At 11:00 on the 11th day of the 11th month, millions of people from across the country come together to commemorate one hundred years since the end of the First World War.
The idea of a future of peace allows a sense of national solidarity to prevail during a time of hurt for many people.
The true meaning of the poppy is to be open and honest about war; to reflect upon the hurt and destruction that war brings. It is also a chance to think about our post-war relationships and how we prevent further wars; the very essence of ‘lest we forget’.
Last weekend, 10,000 people, including veterans and relatives of WWI soldiers, marched past the cenotaph in London.
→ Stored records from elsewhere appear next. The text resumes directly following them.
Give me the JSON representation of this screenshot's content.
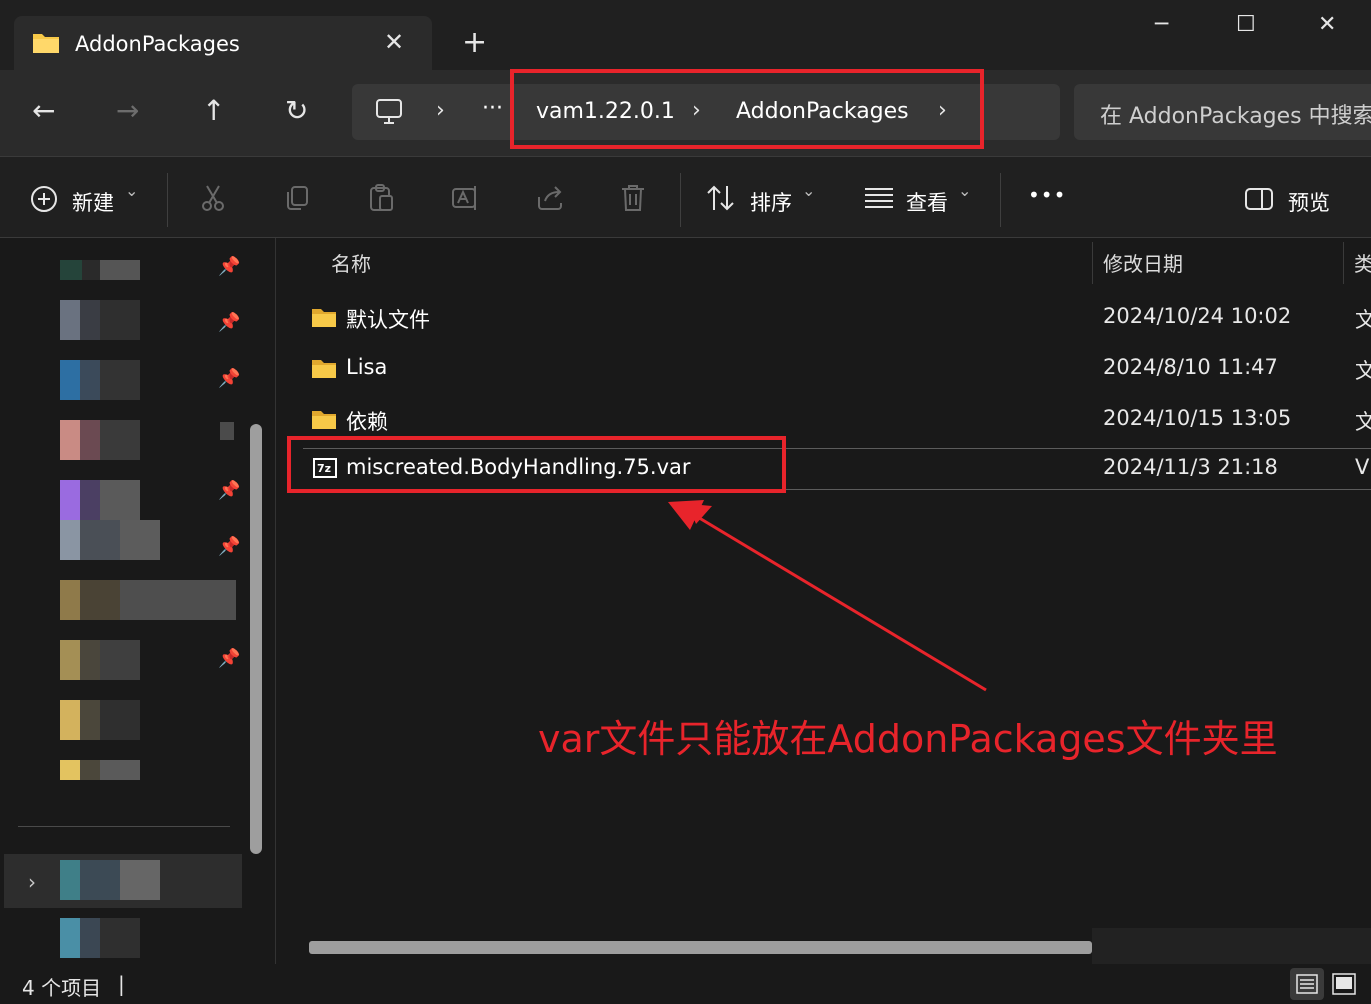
{
  "window": {
    "tab_title": "AddonPackages",
    "tab_close": "✕",
    "new_tab": "+",
    "minimize": "─",
    "maximize": "☐",
    "close": "✕"
  },
  "nav": {
    "back": "←",
    "forward": "→",
    "up": "↑",
    "refresh": "↻",
    "crumb_sep": "›",
    "overflow": "···",
    "breadcrumbs": [
      "vam1.22.0.1",
      "AddonPackages"
    ],
    "search_placeholder": "在 AddonPackages 中搜索"
  },
  "toolbar": {
    "new_label": "新建",
    "new_chevron": "⌄",
    "sort_label": "排序",
    "view_label": "查看",
    "more": "•••",
    "preview_label": "预览"
  },
  "columns": {
    "name": "名称",
    "date": "修改日期",
    "type": "类"
  },
  "files": [
    {
      "name": "默认文件",
      "date": "2024/10/24 10:02",
      "type": "文",
      "kind": "folder"
    },
    {
      "name": "Lisa",
      "date": "2024/8/10 11:47",
      "type": "文",
      "kind": "folder"
    },
    {
      "name": "依赖",
      "date": "2024/10/15 13:05",
      "type": "文",
      "kind": "folder"
    },
    {
      "name": "miscreated.BodyHandling.75.var",
      "date": "2024/11/3 21:18",
      "type": "V",
      "kind": "7z"
    }
  ],
  "annotation": "var文件只能放在AddonPackages文件夹里",
  "status": {
    "count": "4 个项目",
    "cursor": "|"
  },
  "colors": {
    "highlight": "#e8242b",
    "folder": "#f7c948",
    "background": "#191919"
  }
}
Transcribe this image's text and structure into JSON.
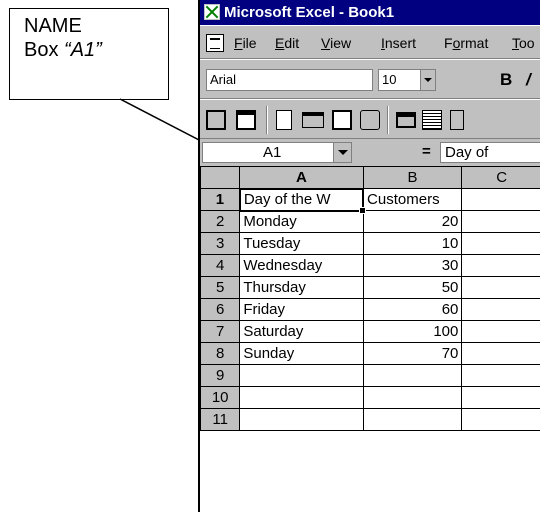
{
  "callout": {
    "line1": "NAME",
    "line2_prefix": "Box ",
    "line2_emph": "“A1”"
  },
  "window": {
    "title": "Microsoft Excel - Book1"
  },
  "menu": {
    "items": [
      {
        "u": "F",
        "rest": "ile"
      },
      {
        "u": "E",
        "rest": "dit"
      },
      {
        "u": "V",
        "rest": "iew"
      },
      {
        "u": "I",
        "rest": "nsert"
      },
      {
        "pre": "F",
        "u": "o",
        "rest": "rmat"
      },
      {
        "u": "T",
        "rest": "oo"
      }
    ]
  },
  "formatting": {
    "font": "Arial",
    "size": "10",
    "bold": "B"
  },
  "formula_bar": {
    "name_box": "A1",
    "equals": "=",
    "value": "Day of"
  },
  "sheet": {
    "columns": [
      "A",
      "B",
      "C"
    ],
    "rows": [
      {
        "n": "1",
        "a": "Day of the W",
        "b": "Customers"
      },
      {
        "n": "2",
        "a": "Monday",
        "b": "20"
      },
      {
        "n": "3",
        "a": "Tuesday",
        "b": "10"
      },
      {
        "n": "4",
        "a": "Wednesday",
        "b": "30"
      },
      {
        "n": "5",
        "a": "Thursday",
        "b": "50"
      },
      {
        "n": "6",
        "a": "Friday",
        "b": "60"
      },
      {
        "n": "7",
        "a": "Saturday",
        "b": "100"
      },
      {
        "n": "8",
        "a": "Sunday",
        "b": "70"
      },
      {
        "n": "9",
        "a": "",
        "b": ""
      },
      {
        "n": "10",
        "a": "",
        "b": ""
      },
      {
        "n": "11",
        "a": "",
        "b": ""
      }
    ]
  }
}
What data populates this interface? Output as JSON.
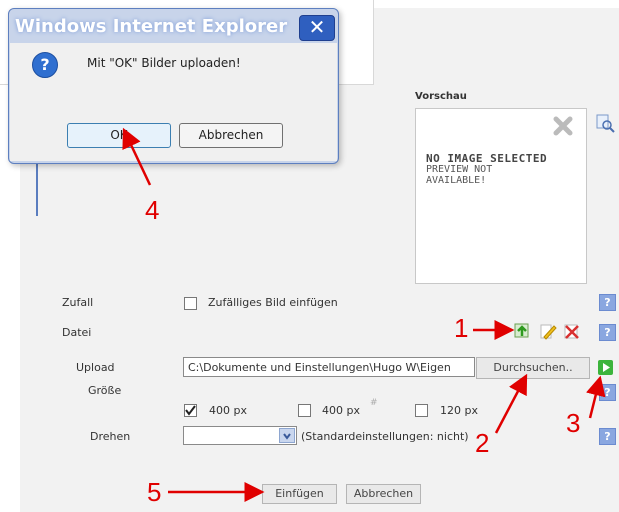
{
  "dialog": {
    "title": "Windows Internet Explorer",
    "close_glyph": "✕",
    "message": "Mit \"OK\" Bilder uploaden!",
    "ok_label": "OK",
    "cancel_label": "Abbrechen",
    "question_glyph": "?"
  },
  "preview": {
    "title": "Vorschau",
    "line1": "NO IMAGE SELECTED",
    "line2": "PREVIEW NOT",
    "line3": "AVAILABLE!"
  },
  "form": {
    "zufall_label": "Zufall",
    "zufall_option": "Zufälliges Bild einfügen",
    "datei_label": "Datei",
    "upload_label": "Upload",
    "upload_value": "C:\\Dokumente und Einstellungen\\Hugo W\\Eigen",
    "browse_label": "Durchsuchen..",
    "groesse_label": "Größe",
    "size1": "400 px",
    "size2": "400 px",
    "size3": "120 px",
    "size_sep": "#",
    "drehen_label": "Drehen",
    "drehen_hint": "(Standardeinstellungen: nicht)",
    "insert_label": "Einfügen",
    "cancel_label": "Abbrechen",
    "help_glyph": "?"
  },
  "annotations": [
    "1",
    "2",
    "3",
    "4",
    "5"
  ],
  "colors": {
    "accent": "#5d7fbf",
    "annotation": "#e00000",
    "help": "#8aa7e0"
  }
}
In the evening, a beacon was lit at Westminster Abbey, followed by more than 1,000 others across the UK. These remembrance ceremonies are heavily symbolic; lights intended to show the end of the darkness that a war brings, and of course, the ubiquitous red poppy has a long story behind it. Yet none of these symbols have remained as apolitical as they were first intended.
The poppy tradition, for example, began in the aftermath of WWI, it was originally inspired by the famous poem, ‘In Flanders Fields’ by John McCrae. From then on it became intertwined with the charitable works and support for ex-servicemen carried out by the Royal British Legion.
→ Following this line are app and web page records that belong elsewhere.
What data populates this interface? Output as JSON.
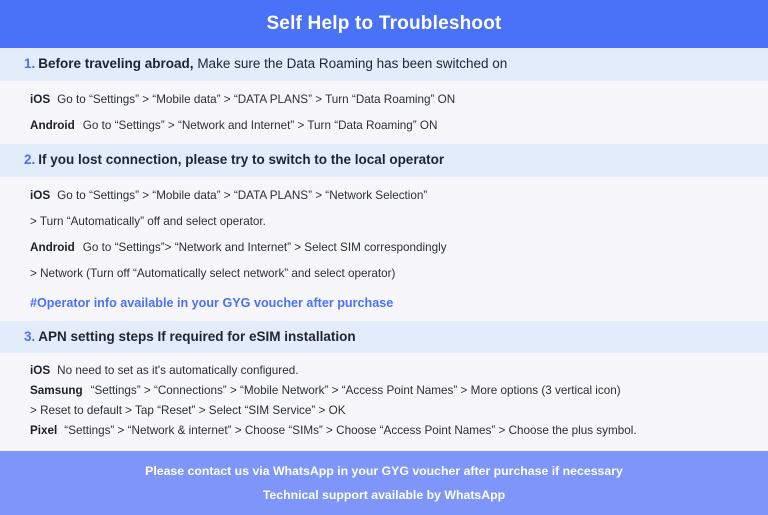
{
  "header": {
    "title": "Self Help to Troubleshoot",
    "background_color": "#4a72f8",
    "text_color": "#ffffff"
  },
  "colors": {
    "accent_blue": "#4a72f8",
    "section_head_band": "#e3ecfb",
    "body_background": "#f6f6fb",
    "footer_background": "#7e96f9",
    "body_text": "#2b2f38"
  },
  "sections": [
    {
      "number": "1.",
      "heading_lead": "Before traveling abroad,",
      "heading_rest": " Make sure the Data Roaming has been switched on",
      "lines": [
        {
          "platform": "iOS",
          "text": "Go to “Settings” > “Mobile data” > “DATA PLANS” > Turn “Data Roaming” ON"
        },
        {
          "platform": "Android",
          "text": "Go to “Settings” > “Network and Internet” > Turn “Data Roaming” ON"
        }
      ],
      "note": ""
    },
    {
      "number": "2.",
      "heading_lead": "If you lost connection, please try to switch to the local operator",
      "heading_rest": "",
      "lines": [
        {
          "platform": "iOS",
          "text": "Go to “Settings” > “Mobile data” > “DATA PLANS” > “Network Selection”"
        },
        {
          "platform": "",
          "text": "> Turn “Automatically” off and select operator."
        },
        {
          "platform": "Android",
          "text": "Go to “Settings”>  “Network and Internet” > Select SIM correspondingly"
        },
        {
          "platform": "",
          "text": "> Network (Turn off “Automatically select network” and select operator)"
        }
      ],
      "note": "#Operator info available in your GYG voucher after purchase"
    },
    {
      "number": "3.",
      "heading_lead": "APN setting steps If required for eSIM installation",
      "heading_rest": "",
      "lines": [
        {
          "platform": "iOS",
          "text": "No need to set as it's automatically configured."
        },
        {
          "platform": "Samsung",
          "text": "“Settings” > “Connections” > “Mobile Network” > “Access Point Names” > More options (3 vertical icon)"
        },
        {
          "platform": "",
          "text": "> Reset to default > Tap “Reset” > Select “SIM Service” > OK"
        },
        {
          "platform": "Pixel",
          "text": "“Settings” > “Network & internet” > Choose “SIMs” > Choose “Access Point Names” > Choose the plus symbol."
        }
      ],
      "note": ""
    }
  ],
  "footer": {
    "line1": "Please contact us via WhatsApp  in your GYG voucher after purchase if necessary",
    "line2": "Technical support available by WhatsApp"
  }
}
Although noble, this was an inherently political way of remembering those who died; this symbol of remembrance became linked to the particular view of British ex-servicemen of the war.
As time has passed, a number of the connotations imposed on the poppy by the Royal British Legion have become outdated. With the passing of time and the changing nature of warfare, the implications of remembrance have changed. Our remembrance no longer exists in this politically specific and immediate post-war vacuum, and yet there remains politics behind the red petals.
Much of the modern-day rhetoric of the Remembrance remains political, with certain authoritarian, social demands for those remembering war.
In the lead up to Remembrance Sunday the purchase of a poppy becomes almost obligatory. We could consider, for example, the abuse given to Irish footballer James McClean on his refusal to wear a poppy, and to Sheffield’s Lord Mayor Magid Magid for wearing a white and not red poppy.
A refusal to wear a poppy is inherently political and sparks deeply emotive debate. Yet at the end of the day, because war literally threatens people’s lives, wearing a poppy is as personal as it is political. It should be a choice just as much as any other political statement.
This culture of obligation does not actually allow us to remember those who died. Surely the whole point of this tradition is ‘never again’? Therefore, the goal is to have a discussion about war, prevention, and impact, not the censorship of rational political thought.
It is an incredibly sensitive matter, but we cannot place boundaries on how we talk about something as destructive and divisive as war. We need to reconsider how we remember those who gave their lives in order to give true credence to our efforts to make sure it never happens again.